Review: Avengers The Children’s Crusade #5

Published on April 12th, 2011

What a great week for comics!  Throw a stone and you’re likely to hit one ofthe great books that came out this week, like Chew, Ultimate Captain America or Fear Itself.  Another one to add to that list is Avengers: The Children’s Crusade #5.

Reuniting the original creators of the Young Avengers, writer Alan Heinberg and artist Jim Cheung, Avengers: The Children’s Crusade is a mini-series about Marvel’s team of young superheroes, The Young Avengers.  Children’s Crusade has focused largely on Wiccan’s search for his supposed mother, Wanda Maximoff, The Scarlet Witch.  Wiccan and the rest of the ever loyal Young Avengers (with the help of Scarlet Witch’s father, Magneto), have come up against the Avengers and Dr. Doom in their quest to find Wanda.  Last issue heralded the return of the Young Avenger, Iron Lad, who had been gone since the end of the very first Young Avengers story-arc.

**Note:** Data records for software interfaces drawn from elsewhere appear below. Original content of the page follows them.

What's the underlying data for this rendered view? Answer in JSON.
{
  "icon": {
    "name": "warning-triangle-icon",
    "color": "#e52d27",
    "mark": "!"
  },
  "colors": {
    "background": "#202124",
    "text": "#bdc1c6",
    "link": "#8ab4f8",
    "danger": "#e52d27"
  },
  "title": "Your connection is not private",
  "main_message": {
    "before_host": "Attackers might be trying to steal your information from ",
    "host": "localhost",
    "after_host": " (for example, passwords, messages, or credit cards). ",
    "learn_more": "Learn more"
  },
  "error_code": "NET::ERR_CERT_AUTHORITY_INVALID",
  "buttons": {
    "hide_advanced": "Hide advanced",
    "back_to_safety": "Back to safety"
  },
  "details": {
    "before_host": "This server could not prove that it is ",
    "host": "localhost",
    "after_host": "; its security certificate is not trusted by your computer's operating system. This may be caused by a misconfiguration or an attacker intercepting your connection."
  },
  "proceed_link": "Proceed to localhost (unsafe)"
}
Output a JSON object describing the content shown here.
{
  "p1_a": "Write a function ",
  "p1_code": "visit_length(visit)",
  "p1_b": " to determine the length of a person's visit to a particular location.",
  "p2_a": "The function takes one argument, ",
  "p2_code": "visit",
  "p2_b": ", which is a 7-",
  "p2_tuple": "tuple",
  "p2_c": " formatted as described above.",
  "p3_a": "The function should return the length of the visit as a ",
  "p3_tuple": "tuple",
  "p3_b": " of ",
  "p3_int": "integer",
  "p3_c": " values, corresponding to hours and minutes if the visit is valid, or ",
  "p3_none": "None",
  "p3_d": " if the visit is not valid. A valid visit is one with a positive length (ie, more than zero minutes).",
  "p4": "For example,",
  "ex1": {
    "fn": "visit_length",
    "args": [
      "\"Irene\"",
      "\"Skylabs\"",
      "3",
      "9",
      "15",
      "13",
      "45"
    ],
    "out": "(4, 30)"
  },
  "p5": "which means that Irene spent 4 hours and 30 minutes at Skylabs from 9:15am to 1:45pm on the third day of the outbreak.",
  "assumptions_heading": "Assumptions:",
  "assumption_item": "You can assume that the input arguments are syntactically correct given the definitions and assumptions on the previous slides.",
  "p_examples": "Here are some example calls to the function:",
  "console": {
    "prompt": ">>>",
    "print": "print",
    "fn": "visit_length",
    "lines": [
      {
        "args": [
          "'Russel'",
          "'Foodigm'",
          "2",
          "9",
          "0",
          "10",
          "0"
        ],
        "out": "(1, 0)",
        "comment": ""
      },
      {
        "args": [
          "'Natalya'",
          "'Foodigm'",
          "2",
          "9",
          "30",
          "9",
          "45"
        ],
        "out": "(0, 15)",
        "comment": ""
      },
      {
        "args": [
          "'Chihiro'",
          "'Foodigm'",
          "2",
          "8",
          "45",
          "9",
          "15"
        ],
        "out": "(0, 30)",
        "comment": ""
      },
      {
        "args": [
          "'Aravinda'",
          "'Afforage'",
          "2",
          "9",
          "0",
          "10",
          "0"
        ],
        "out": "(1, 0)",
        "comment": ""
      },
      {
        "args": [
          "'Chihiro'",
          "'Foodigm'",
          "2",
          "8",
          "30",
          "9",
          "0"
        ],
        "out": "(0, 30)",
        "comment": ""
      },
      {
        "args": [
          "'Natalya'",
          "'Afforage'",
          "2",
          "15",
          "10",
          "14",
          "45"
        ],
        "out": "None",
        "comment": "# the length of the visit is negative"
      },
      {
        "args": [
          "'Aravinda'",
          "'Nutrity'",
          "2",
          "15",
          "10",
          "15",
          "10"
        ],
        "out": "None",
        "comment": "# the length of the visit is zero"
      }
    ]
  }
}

Avengers: The Children’s Crusade #5 of 9 picks in the titanic battle with the Avengers, Young Avengers, Magneto, Dr. Doom and his army of Doom-Bots.  There aren’t very clear lines as to who’s fighting who, it’s pretty much one, big melee.  Iron Lad, who has triumphantly returned from the time-stream to help the Young Avengers, quickly gathers his team and whisks them away from the battle (along with the amnesic Wanda) into the time stream.  Their plan is to take Wanda back to the day when she had a nervous breakdown (Avengers: Disassembled) and destroyed half the Avengers, in the hopes that by witnessing it, her memory will return.  But, once they get back to the past, the proverbial shit hits the fan.

The sad thing about Young Avengers is the fact that we get so little of it, and it’s all very far between.  It’s a fantastic team and, when written correctly, the stories we get out of them are really interesting.  Avengers: The Children’s Crusade only seems to come out once every two months, but I realized that I’m grateful for that delay.  It means that this nine issue mini-series will continue for even longer.

Heinberg does really fantastic work with Young Avengers.  He makes every character not only very relatable, but also very unique in personality.  What’s really interesting is to see these young, somewhat untrained and inexperienced heroes dealing with events that could bring the bigger Marvel characters to their knees.  It’s not like classic Teen Titans over at DC, where the kiddie team deals with some lame, castrated villain of the week who’s barely a real threat, the Young Avengers really carry their weight.  Plus, you have to give props to Heinberg for his handling of time travel, which can be a really difficult subject to do well.  At the very least, it’s a ballsy idea, considering how easy it is to screw up.

There really is no artist alive who can do Young Avengers better than Cheung.  He is one of the better artists in comics period, but his young Avengers work is truly second to none.  His work is incredibly detailed, as evidenced by the double page spread on pages two and three, featuring the Avengers and Young Avengers fighting off a horde of Doom-Bots.

If you’re looking for a great book about a really dynamic, modern team, then Avengers: The Children’s Crusade should be just your cup of tea.  Unfortunately though, at this point, it’ll be a bit tough to catch up if you haven’t been reading it regularly and considering the bi-monthly (at best) schedule, the trade paperback probably won’t be out for another year.  Sorry.

Ian Candish